I had but to conserve and to continue, which are silent and insensible effects: innovation is of great lustre; but ‘tis interdicted in this age, when we are pressed upon and have nothing to defend ourselves from but novelties. To forbear doing is often as generous as to do; but ‘tis less in the light, and the little good I have in me is of this kind. In fine, occasions in this employment of mine have been confederate with my humour, and I heartily thank them for it. Is there any who desires to be sick, that he may see his physician at work? and would not the physician deserve to be whipped who should wish the plague amongst us, that he might put his art in practice? I have never been of that wicked humour, and common enough, to desire that troubles and disorders in this city should elevate and honour my government; I have ever heartily contributed all I could to their tranquillity and ease.

He who will not thank me for the order, the sweet and silent calm that has accompanied my administration, cannot, however, deprive me of the share that belongs to me by title of my good fortune. And I am of such a composition, that I would as willingly be lucky as wise, and had rather owe my successes purely to the favour of Almighty God, than to any operation of my own. I had sufficiently published to the world my unfitness for such public offices; but I have something in me yet worse than incapacity itself; which is, that I am not much displeased at it, and that I do not much go about to cure it, considering the course of life that I have proposed to myself.

Neither have I satisfied myself in this employment; but I have very near arrived at what I expected from my own performance, and have much surpassed what I promised them with whom I had to do: for I am apt to promise something less than what I am able to do, and than what I hope to make good. I assure myself that I have left no offence or hatred behind me; to leave regret or desire for me amongst them, I at least know very well that I never much aimed at it:

              “Mene huic confidere monstro!
               Mene salis placidi vultum, fluctusque quietos
               Ignorare?”

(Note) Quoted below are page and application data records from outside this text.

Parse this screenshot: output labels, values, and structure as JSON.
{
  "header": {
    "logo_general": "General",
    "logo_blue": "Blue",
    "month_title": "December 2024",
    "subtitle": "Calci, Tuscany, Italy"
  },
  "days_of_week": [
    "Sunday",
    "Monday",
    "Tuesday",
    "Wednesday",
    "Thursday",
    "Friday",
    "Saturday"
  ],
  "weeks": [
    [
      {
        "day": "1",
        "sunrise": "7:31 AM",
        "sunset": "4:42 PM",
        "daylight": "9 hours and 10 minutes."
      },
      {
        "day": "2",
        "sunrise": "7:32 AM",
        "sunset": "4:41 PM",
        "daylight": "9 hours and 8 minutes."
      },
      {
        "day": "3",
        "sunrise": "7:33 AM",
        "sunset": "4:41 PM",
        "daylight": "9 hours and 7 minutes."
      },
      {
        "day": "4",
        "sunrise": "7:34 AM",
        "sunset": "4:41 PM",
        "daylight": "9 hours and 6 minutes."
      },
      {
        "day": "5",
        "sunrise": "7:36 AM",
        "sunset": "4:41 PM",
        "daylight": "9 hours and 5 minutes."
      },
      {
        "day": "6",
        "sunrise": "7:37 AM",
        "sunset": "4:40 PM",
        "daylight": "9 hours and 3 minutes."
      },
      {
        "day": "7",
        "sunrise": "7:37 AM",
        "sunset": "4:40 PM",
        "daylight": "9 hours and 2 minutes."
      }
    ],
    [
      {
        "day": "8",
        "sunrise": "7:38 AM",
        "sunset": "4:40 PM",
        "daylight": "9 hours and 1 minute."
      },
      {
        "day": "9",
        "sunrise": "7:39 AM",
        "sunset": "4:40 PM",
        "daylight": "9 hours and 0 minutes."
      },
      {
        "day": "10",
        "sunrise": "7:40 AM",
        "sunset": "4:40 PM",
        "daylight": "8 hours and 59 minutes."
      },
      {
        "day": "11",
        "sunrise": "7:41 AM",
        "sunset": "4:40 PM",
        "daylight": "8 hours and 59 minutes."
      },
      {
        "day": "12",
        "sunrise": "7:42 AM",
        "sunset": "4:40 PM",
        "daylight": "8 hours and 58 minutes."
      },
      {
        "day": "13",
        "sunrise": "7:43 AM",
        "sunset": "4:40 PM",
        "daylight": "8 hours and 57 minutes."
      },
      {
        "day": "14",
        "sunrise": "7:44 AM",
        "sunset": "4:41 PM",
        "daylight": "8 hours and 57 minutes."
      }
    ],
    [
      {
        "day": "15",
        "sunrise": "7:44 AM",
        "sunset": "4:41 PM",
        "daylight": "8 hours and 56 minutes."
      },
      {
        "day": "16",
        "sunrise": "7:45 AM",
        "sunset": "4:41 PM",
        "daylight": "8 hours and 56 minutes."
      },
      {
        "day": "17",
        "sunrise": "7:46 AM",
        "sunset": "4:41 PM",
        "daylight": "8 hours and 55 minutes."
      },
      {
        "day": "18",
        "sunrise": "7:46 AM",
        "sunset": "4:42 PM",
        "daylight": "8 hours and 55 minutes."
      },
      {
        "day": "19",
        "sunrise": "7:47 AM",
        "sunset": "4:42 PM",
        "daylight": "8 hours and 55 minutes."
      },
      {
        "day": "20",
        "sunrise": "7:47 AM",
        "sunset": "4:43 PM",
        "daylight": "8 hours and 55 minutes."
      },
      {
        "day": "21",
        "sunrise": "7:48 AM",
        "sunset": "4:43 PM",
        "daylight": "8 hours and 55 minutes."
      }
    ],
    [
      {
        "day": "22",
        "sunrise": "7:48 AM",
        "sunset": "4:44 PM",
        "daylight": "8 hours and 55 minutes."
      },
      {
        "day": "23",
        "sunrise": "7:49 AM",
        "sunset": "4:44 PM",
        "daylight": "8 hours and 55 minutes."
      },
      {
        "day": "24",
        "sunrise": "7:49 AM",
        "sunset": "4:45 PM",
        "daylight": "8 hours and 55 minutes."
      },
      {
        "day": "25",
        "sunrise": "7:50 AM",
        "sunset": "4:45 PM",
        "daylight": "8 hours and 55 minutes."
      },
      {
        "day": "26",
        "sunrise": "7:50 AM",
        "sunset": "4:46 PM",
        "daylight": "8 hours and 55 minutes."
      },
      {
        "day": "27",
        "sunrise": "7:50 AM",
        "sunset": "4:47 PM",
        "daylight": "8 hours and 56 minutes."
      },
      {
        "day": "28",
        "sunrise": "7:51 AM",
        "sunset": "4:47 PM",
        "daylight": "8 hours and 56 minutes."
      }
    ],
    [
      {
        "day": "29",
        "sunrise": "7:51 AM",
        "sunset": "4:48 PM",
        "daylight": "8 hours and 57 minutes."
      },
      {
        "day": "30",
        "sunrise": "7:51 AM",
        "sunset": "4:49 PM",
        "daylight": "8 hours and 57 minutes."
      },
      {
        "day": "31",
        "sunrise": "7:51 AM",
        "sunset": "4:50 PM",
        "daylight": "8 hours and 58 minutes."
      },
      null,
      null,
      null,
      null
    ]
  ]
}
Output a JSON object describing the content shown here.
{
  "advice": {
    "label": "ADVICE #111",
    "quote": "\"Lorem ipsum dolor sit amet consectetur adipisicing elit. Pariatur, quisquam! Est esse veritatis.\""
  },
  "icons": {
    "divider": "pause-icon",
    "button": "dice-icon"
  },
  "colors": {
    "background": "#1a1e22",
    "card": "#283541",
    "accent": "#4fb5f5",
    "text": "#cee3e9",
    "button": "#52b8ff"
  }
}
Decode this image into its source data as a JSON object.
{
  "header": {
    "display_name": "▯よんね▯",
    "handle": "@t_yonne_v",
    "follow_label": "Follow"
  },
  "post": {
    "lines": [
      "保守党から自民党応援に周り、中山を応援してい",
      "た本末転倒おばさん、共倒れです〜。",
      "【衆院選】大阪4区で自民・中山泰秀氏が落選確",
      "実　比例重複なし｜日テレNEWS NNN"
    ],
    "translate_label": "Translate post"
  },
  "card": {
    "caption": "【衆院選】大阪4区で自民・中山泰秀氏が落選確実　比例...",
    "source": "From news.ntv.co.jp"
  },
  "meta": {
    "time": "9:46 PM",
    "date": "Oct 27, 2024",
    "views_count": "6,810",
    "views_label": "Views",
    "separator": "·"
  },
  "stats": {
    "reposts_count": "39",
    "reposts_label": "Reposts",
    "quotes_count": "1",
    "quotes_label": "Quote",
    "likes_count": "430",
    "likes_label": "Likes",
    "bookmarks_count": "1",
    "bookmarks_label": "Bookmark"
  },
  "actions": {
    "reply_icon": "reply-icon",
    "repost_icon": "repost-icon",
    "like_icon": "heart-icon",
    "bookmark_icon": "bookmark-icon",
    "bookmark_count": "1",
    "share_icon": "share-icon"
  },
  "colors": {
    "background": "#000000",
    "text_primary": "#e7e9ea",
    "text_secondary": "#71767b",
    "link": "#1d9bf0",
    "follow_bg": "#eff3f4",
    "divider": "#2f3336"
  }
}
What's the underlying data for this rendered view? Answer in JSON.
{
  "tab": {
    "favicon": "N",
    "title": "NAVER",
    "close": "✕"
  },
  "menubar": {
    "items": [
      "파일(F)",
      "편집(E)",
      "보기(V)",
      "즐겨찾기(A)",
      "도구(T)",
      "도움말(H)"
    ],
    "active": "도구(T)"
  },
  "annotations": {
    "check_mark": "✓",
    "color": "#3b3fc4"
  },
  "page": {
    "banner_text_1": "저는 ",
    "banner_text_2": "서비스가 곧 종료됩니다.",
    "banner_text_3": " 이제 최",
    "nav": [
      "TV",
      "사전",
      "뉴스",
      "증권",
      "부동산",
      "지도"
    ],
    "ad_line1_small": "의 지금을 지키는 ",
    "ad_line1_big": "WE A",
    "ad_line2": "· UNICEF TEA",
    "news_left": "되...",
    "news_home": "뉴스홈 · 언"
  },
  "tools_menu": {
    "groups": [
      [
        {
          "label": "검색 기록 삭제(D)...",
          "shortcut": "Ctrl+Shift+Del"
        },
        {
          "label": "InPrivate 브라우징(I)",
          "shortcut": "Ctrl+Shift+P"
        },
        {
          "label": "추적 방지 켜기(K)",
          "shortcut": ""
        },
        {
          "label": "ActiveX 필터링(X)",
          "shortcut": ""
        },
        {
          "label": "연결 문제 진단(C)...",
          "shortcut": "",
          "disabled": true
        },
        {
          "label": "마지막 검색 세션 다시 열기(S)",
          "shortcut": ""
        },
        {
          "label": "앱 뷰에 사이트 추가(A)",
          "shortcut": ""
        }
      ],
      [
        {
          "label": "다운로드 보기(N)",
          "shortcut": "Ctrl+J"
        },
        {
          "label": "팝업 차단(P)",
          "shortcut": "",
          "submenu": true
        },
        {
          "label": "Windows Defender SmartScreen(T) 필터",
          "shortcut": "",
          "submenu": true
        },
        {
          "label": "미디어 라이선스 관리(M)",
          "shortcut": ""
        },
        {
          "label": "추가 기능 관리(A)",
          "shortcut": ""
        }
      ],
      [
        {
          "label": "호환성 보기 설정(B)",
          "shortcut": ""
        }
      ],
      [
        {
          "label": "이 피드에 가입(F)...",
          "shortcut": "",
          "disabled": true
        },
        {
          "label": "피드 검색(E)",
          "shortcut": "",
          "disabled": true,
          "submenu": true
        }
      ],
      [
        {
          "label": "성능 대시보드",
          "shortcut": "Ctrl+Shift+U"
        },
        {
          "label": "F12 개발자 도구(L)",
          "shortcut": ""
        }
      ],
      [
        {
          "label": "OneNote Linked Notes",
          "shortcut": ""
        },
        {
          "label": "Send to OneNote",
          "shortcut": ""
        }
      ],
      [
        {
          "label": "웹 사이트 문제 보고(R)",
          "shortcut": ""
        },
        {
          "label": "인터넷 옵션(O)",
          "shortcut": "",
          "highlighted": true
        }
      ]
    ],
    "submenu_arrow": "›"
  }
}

     [“Should I place confidence in this monster?  Should I be ignorant
     of the dangers of that seeming placid sea, those now quiet waves?”
      —Virgil, Aeneid, V. 849.]